**Action item**
Restate the whole listing word for word, missing no line.

**Dataset entries**

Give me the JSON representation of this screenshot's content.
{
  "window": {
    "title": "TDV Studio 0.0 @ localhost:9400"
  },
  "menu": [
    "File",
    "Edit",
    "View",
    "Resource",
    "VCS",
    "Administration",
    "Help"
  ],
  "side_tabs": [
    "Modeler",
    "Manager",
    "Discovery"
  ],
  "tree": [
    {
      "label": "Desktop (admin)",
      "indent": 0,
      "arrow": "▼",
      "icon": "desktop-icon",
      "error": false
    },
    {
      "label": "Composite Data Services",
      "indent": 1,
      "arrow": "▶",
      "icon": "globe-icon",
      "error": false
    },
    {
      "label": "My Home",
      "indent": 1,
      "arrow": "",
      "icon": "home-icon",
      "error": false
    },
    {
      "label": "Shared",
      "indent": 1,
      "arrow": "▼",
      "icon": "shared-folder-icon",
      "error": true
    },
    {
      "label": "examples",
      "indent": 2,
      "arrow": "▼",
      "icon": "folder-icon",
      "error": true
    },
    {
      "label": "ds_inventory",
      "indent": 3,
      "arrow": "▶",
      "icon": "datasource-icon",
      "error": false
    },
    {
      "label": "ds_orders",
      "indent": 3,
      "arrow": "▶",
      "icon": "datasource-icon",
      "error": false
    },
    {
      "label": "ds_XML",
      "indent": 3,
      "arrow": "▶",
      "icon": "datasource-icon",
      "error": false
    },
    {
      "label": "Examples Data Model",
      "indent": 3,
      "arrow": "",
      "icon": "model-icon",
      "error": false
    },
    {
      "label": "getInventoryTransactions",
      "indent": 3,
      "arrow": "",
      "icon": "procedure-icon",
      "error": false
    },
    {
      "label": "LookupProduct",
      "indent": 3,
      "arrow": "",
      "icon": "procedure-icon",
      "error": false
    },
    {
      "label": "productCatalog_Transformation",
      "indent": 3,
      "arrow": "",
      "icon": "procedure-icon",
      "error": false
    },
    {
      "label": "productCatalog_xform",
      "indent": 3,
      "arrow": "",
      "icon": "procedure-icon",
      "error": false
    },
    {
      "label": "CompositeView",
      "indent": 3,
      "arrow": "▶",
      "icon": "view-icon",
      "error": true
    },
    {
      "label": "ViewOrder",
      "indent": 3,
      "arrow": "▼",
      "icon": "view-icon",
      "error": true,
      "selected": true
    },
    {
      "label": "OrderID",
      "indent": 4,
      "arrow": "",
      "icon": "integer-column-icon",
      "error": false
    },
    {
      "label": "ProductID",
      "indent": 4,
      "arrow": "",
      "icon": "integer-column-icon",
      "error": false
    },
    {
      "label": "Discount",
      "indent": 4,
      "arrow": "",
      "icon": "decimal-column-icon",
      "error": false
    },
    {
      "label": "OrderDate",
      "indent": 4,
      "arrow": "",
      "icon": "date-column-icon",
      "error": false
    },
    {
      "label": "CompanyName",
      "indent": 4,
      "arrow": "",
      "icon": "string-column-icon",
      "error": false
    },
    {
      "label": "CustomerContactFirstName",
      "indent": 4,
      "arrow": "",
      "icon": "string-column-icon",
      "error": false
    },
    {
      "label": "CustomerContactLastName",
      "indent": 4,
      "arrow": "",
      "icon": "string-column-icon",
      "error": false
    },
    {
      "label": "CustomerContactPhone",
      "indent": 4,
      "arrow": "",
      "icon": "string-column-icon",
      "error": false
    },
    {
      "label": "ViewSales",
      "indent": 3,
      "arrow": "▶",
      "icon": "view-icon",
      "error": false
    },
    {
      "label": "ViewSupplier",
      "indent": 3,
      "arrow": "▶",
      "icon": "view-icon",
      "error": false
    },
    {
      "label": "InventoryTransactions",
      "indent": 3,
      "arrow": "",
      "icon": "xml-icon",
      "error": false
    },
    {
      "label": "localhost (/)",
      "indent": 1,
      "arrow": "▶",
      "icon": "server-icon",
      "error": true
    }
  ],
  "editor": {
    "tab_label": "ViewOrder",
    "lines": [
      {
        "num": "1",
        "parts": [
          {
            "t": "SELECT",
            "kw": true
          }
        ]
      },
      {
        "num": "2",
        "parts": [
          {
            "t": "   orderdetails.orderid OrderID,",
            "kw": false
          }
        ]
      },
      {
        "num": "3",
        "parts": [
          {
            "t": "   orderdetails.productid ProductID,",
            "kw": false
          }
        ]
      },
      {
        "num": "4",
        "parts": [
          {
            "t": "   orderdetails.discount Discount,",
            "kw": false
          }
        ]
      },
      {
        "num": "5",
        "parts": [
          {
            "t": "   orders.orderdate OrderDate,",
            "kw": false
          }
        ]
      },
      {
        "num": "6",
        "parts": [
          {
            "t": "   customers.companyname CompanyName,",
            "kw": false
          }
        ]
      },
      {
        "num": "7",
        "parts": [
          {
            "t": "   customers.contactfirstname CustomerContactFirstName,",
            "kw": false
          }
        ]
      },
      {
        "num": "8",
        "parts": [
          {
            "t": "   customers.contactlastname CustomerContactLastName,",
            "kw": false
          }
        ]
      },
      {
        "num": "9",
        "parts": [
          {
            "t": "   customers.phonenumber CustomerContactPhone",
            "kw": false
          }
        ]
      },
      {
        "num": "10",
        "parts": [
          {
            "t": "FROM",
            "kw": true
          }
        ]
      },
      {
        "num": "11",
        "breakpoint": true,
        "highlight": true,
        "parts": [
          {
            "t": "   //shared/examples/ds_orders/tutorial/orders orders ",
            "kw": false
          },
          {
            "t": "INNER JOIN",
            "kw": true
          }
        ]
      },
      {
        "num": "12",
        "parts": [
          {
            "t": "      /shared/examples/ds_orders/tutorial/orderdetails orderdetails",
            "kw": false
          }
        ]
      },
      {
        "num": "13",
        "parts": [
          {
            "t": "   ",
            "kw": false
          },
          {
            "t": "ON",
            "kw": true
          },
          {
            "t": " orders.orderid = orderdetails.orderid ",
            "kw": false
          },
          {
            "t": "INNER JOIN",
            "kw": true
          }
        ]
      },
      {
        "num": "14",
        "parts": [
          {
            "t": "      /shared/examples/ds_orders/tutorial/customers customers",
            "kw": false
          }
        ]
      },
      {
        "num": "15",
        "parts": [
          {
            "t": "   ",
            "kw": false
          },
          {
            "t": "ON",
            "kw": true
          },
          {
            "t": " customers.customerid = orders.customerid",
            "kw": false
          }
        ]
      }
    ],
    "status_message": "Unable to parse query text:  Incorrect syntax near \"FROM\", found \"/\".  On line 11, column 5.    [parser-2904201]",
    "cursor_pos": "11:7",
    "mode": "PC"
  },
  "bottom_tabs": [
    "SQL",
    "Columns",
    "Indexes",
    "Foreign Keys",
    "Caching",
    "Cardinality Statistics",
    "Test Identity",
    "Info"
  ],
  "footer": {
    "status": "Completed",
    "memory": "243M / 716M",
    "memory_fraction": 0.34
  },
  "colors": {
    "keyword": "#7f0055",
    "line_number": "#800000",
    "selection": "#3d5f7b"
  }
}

**Solution below**
Give me the JSON representation of this screenshot's content.
{
  "window": {
    "title": "TDV Studio 0.0 @ localhost:9400"
  },
  "menu": [
    "File",
    "Edit",
    "View",
    "Resource",
    "VCS",
    "Administration",
    "Help"
  ],
  "side_tabs": [
    "Modeler",
    "Manager",
    "Discovery"
  ],
  "tree": [
    {
      "label": "Desktop (admin)",
      "indent": 0,
      "arrow": "▼",
      "icon": "desktop-icon",
      "error": false
    },
    {
      "label": "Composite Data Services",
      "indent": 1,
      "arrow": "▶",
      "icon": "globe-icon",
      "error": false
    },
    {
      "label": "My Home",
      "indent": 1,
      "arrow": "",
      "icon": "home-icon",
      "error": false
    },
    {
      "label": "Shared",
      "indent": 1,
      "arrow": "▼",
      "icon": "shared-folder-icon",
      "error": true
    },
    {
      "label": "examples",
      "indent": 2,
      "arrow": "▼",
      "icon": "folder-icon",
      "error": true
    },
    {
      "label": "ds_inventory",
      "indent": 3,
      "arrow": "▶",
      "icon": "datasource-icon",
      "error": false
    },
    {
      "label": "ds_orders",
      "indent": 3,
      "arrow": "▶",
      "icon": "datasource-icon",
      "error": false
    },
    {
      "label": "ds_XML",
      "indent": 3,
      "arrow": "▶",
      "icon": "datasource-icon",
      "error": false
    },
    {
      "label": "Examples Data Model",
      "indent": 3,
      "arrow": "",
      "icon": "model-icon",
      "error": false
    },
    {
      "label": "getInventoryTransactions",
      "indent": 3,
      "arrow": "",
      "icon": "procedure-icon",
      "error": false
    },
    {
      "label": "LookupProduct",
      "indent": 3,
      "arrow": "",
      "icon": "procedure-icon",
      "error": false
    },
    {
      "label": "productCatalog_Transformation",
      "indent": 3,
      "arrow": "",
      "icon": "procedure-icon",
      "error": false
    },
    {
      "label": "productCatalog_xform",
      "indent": 3,
      "arrow": "",
      "icon": "procedure-icon",
      "error": false
    },
    {
      "label": "CompositeView",
      "indent": 3,
      "arrow": "▶",
      "icon": "view-icon",
      "error": true
    },
    {
      "label": "ViewOrder",
      "indent": 3,
      "arrow": "▼",
      "icon": "view-icon",
      "error": true,
      "selected": true
    },
    {
      "label": "OrderID",
      "indent": 4,
      "arrow": "",
      "icon": "integer-column-icon",
      "error": false
    },
    {
      "label": "ProductID",
      "indent": 4,
      "arrow": "",
      "icon": "integer-column-icon",
      "error": false
    },
    {
      "label": "Discount",
      "indent": 4,
      "arrow": "",
      "icon": "decimal-column-icon",
      "error": false
    },
    {
      "label": "OrderDate",
      "indent": 4,
      "arrow": "",
      "icon": "date-column-icon",
      "error": false
    },
    {
      "label": "CompanyName",
      "indent": 4,
      "arrow": "",
      "icon": "string-column-icon",
      "error": false
    },
    {
      "label": "CustomerContactFirstName",
      "indent": 4,
      "arrow": "",
      "icon": "string-column-icon",
      "error": false
    },
    {
      "label": "CustomerContactLastName",
      "indent": 4,
      "arrow": "",
      "icon": "string-column-icon",
      "error": false
    },
    {
      "label": "CustomerContactPhone",
      "indent": 4,
      "arrow": "",
      "icon": "string-column-icon",
      "error": false
    },
    {
      "label": "ViewSales",
      "indent": 3,
      "arrow": "▶",
      "icon": "view-icon",
      "error": false
    },
    {
      "label": "ViewSupplier",
      "indent": 3,
      "arrow": "▶",
      "icon": "view-icon",
      "error": false
    },
    {
      "label": "InventoryTransactions",
      "indent": 3,
      "arrow": "",
      "icon": "xml-icon",
      "error": false
    },
    {
      "label": "localhost (/)",
      "indent": 1,
      "arrow": "▶",
      "icon": "server-icon",
      "error": true
    }
  ],
  "editor": {
    "tab_label": "ViewOrder",
    "lines": [
      {
        "num": "1",
        "parts": [
          {
            "t": "SELECT",
            "kw": true
          }
        ]
      },
      {
        "num": "2",
        "parts": [
          {
            "t": "   orderdetails.orderid OrderID,",
            "kw": false
          }
        ]
      },
      {
        "num": "3",
        "parts": [
          {
            "t": "   orderdetails.productid ProductID,",
            "kw": false
          }
        ]
      },
      {
        "num": "4",
        "parts": [
          {
            "t": "   orderdetails.discount Discount,",
            "kw": false
          }
        ]
      },
      {
        "num": "5",
        "parts": [
          {
            "t": "   orders.orderdate OrderDate,",
            "kw": false
          }
        ]
      },
      {
        "num": "6",
        "parts": [
          {
            "t": "   customers.companyname CompanyName,",
            "kw": false
          }
        ]
      },
      {
        "num": "7",
        "parts": [
          {
            "t": "   customers.contactfirstname CustomerContactFirstName,",
            "kw": false
          }
        ]
      },
      {
        "num": "8",
        "parts": [
          {
            "t": "   customers.contactlastname CustomerContactLastName,",
            "kw": false
          }
        ]
      },
      {
        "num": "9",
        "parts": [
          {
            "t": "   customers.phonenumber CustomerContactPhone",
            "kw": false
          }
        ]
      },
      {
        "num": "10",
        "parts": [
          {
            "t": "FROM",
            "kw": true
          }
        ]
      },
      {
        "num": "11",
        "breakpoint": true,
        "highlight": true,
        "parts": [
          {
            "t": "   //shared/examples/ds_orders/tutorial/orders orders ",
            "kw": false
          },
          {
            "t": "INNER JOIN",
            "kw": true
          }
        ]
      },
      {
        "num": "12",
        "parts": [
          {
            "t": "      /shared/examples/ds_orders/tutorial/orderdetails orderdetails",
            "kw": false
          }
        ]
      },
      {
        "num": "13",
        "parts": [
          {
            "t": "   ",
            "kw": false
          },
          {
            "t": "ON",
            "kw": true
          },
          {
            "t": " orders.orderid = orderdetails.orderid ",
            "kw": false
          },
          {
            "t": "INNER JOIN",
            "kw": true
          }
        ]
      },
      {
        "num": "14",
        "parts": [
          {
            "t": "      /shared/examples/ds_orders/tutorial/customers customers",
            "kw": false
          }
        ]
      },
      {
        "num": "15",
        "parts": [
          {
            "t": "   ",
            "kw": false
          },
          {
            "t": "ON",
            "kw": true
          },
          {
            "t": " customers.customerid = orders.customerid",
            "kw": false
          }
        ]
      }
    ],
    "status_message": "Unable to parse query text:  Incorrect syntax near \"FROM\", found \"/\".  On line 11, column 5.    [parser-2904201]",
    "cursor_pos": "11:7",
    "mode": "PC"
  },
  "bottom_tabs": [
    "SQL",
    "Columns",
    "Indexes",
    "Foreign Keys",
    "Caching",
    "Cardinality Statistics",
    "Test Identity",
    "Info"
  ],
  "footer": {
    "status": "Completed",
    "memory": "243M / 716M",
    "memory_fraction": 0.34
  },
  "colors": {
    "keyword": "#7f0055",
    "line_number": "#800000",
    "selection": "#3d5f7b"
  }
}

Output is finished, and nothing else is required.